“Behold, thy king cometh unto thee.”

Awake and behold the King of Glory, seated not on a majestic steed but on a humble mule, lowly and unbecoming. Awake, behold the King of Glory passes on his way and all of our dreariness shall be shaken from us. Our salvation draweth nigh, closer now than when we first believed.

Every year at this time we are reminded that our king cometh and we hear the call to awake, prepare for his coming. The old Law is fulfilled perfectly in Christ’s law of love. We hear the call to shake off the works of darkness and behold the dayspring from on high. The darkness, under which we slumber and are enslaved, is penetrated by the light of the world shining forth and drawing us into the light. At this time of year we ask ourselves what are the works of darkness that enslave us? Is it the busyness of the season? Is it the demands of family beyond what we can bear to accommodate? Is it the fear of not being able to “afford” a good Christmas? Is it the fear of being alone and forgotten as the busy world passes us by? The work of darkness that enslaves most of us is the sad truth that while our King cometh unto us, the King of Glory, we simply do not care. It is too easy to remain in the paradoxical slumber of our frenzied but lonely lives – it is too easy to embrace the darkness of apathy.

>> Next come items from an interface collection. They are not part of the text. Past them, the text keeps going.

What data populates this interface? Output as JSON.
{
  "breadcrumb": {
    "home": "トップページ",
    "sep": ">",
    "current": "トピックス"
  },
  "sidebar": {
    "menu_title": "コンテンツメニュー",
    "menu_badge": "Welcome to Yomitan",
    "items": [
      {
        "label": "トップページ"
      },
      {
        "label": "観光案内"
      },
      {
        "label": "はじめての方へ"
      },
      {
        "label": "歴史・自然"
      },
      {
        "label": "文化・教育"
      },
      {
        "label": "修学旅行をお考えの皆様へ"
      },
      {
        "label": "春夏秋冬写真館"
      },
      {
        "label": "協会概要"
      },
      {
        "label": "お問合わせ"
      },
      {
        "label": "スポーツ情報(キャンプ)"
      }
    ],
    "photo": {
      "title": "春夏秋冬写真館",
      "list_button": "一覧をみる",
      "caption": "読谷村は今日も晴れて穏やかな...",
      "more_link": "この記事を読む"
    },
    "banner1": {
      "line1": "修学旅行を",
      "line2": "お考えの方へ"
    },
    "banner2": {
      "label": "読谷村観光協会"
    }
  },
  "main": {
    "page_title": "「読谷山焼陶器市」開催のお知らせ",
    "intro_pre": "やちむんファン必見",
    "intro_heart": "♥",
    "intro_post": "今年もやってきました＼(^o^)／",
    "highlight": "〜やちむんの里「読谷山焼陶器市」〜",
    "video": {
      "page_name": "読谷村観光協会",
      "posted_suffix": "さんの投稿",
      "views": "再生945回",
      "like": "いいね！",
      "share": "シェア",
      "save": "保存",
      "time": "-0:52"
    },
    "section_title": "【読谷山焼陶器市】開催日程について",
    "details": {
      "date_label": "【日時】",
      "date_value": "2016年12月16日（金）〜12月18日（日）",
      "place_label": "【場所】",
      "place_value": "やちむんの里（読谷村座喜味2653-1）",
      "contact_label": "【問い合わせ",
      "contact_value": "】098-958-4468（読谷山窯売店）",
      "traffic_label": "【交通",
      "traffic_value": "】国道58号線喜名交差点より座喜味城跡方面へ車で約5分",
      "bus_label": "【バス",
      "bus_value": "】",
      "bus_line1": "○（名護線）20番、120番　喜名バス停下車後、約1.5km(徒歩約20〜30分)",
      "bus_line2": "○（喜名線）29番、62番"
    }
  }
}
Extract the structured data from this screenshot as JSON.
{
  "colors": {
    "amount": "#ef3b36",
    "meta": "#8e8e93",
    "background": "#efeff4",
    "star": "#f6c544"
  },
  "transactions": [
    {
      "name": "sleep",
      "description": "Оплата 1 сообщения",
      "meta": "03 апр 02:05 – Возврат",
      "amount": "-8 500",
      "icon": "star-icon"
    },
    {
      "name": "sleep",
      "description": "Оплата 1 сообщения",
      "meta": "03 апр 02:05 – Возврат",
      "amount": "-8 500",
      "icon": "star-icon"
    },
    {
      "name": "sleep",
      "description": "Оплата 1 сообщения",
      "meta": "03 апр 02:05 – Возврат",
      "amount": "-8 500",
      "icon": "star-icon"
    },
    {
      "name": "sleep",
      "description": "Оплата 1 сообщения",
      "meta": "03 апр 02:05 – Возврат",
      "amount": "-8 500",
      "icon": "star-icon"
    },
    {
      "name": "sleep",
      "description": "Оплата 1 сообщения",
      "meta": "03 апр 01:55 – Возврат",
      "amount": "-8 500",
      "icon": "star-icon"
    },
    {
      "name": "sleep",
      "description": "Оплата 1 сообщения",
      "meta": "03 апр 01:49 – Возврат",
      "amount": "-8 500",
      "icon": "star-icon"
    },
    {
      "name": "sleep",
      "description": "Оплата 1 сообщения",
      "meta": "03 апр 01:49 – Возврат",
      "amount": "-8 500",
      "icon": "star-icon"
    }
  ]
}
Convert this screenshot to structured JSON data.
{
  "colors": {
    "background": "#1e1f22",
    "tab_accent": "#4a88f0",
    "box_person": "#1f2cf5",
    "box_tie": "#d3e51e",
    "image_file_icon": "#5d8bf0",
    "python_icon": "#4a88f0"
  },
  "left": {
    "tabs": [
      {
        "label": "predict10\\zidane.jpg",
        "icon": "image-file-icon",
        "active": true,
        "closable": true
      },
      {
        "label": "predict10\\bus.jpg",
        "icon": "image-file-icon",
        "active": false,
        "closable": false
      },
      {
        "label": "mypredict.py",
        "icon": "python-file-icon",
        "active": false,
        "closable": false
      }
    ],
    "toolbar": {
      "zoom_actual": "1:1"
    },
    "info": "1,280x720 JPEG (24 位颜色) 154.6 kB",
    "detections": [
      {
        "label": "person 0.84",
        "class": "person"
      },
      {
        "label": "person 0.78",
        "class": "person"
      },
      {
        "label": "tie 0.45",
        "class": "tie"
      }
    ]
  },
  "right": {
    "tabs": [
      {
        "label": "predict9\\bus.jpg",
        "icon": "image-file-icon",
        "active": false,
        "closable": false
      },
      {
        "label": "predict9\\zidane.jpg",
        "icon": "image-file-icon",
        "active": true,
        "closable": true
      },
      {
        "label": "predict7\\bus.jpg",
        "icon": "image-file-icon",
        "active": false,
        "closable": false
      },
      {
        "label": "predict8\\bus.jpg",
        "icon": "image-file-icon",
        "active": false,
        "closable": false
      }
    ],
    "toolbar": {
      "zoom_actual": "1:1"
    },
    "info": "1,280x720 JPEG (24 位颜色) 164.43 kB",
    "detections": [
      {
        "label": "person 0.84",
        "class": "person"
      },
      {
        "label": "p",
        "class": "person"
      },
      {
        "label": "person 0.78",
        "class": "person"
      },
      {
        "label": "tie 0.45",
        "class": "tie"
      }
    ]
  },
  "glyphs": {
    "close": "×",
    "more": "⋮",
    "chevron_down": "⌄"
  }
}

The people who caught a glimpse of their king that first Palm Sunday, who recognized him as their king, in spite of his lowly estate and the pathetic animal on which he rode; they welcomed him with palms and scattered garments strewed. They beheld their king coming unto them, they beheld the King of Glory and began to cast of the works of darkness, but were suddenly seized by fear and scepticism. “Crucify” was all their breath. And how many of those who shouted loud “Hosanna” stood at the foot of his cross a mere five days later?

Sleepers wake! Our salvation is nearer now than when we first believed!

We have been baptized into the light of the new dawn, we have received the light of Christ as we rose from a watery grave, we have become heirs to a new kingdom. Why then, do we choose to return to that sepulchre of slumber. Have we not learned that the grave of death has been become a bed of hope for all people? Have we not risen to new life? Why, then, I ask again, do we choose to stay beneath the cover of darkness? Why do we continue to turn away from our Lord in our midst having once welcomed him with adoring loud hosannas now only to shout “crucify”? Each of us knows the answer in our own hearts. What will it take for you to don a garment of light this Advent season? What will it take for you to stand against the darkness of the season and the darkness of the human betrayal of this holy time? Will you stand against the powers of this world that draw us from the love of God, the love of our Lord so eloquently proclaimed by St. Paul? Will you say to those around you, “Lo, your king cometh unto you?” Will you proclaim not only with your lips but with your lives not the pomp and grandeur of this age but the subversive call to love against all hate? Will you dare to follow that lowly man from Nazareth who began his life in the lowliest of estates and comes to us riding on a lowly mule? Do you dare to cast off your fear, cast off your loneliness, cast of your dreariness and drowsiness and put on a garment of light?

Sleepers wake! The watch are calling! Lo, thy King cometh unto thee.

Follow him, stand with him in the light during this dark season, proclaim him and his love. Love others as he first loved you. Indeed our salvation is nearer now than when we first believed. If you put on the garment of light, if you wake from this sleep, if you love as you were first loved, then God’s kingdom has come on earth.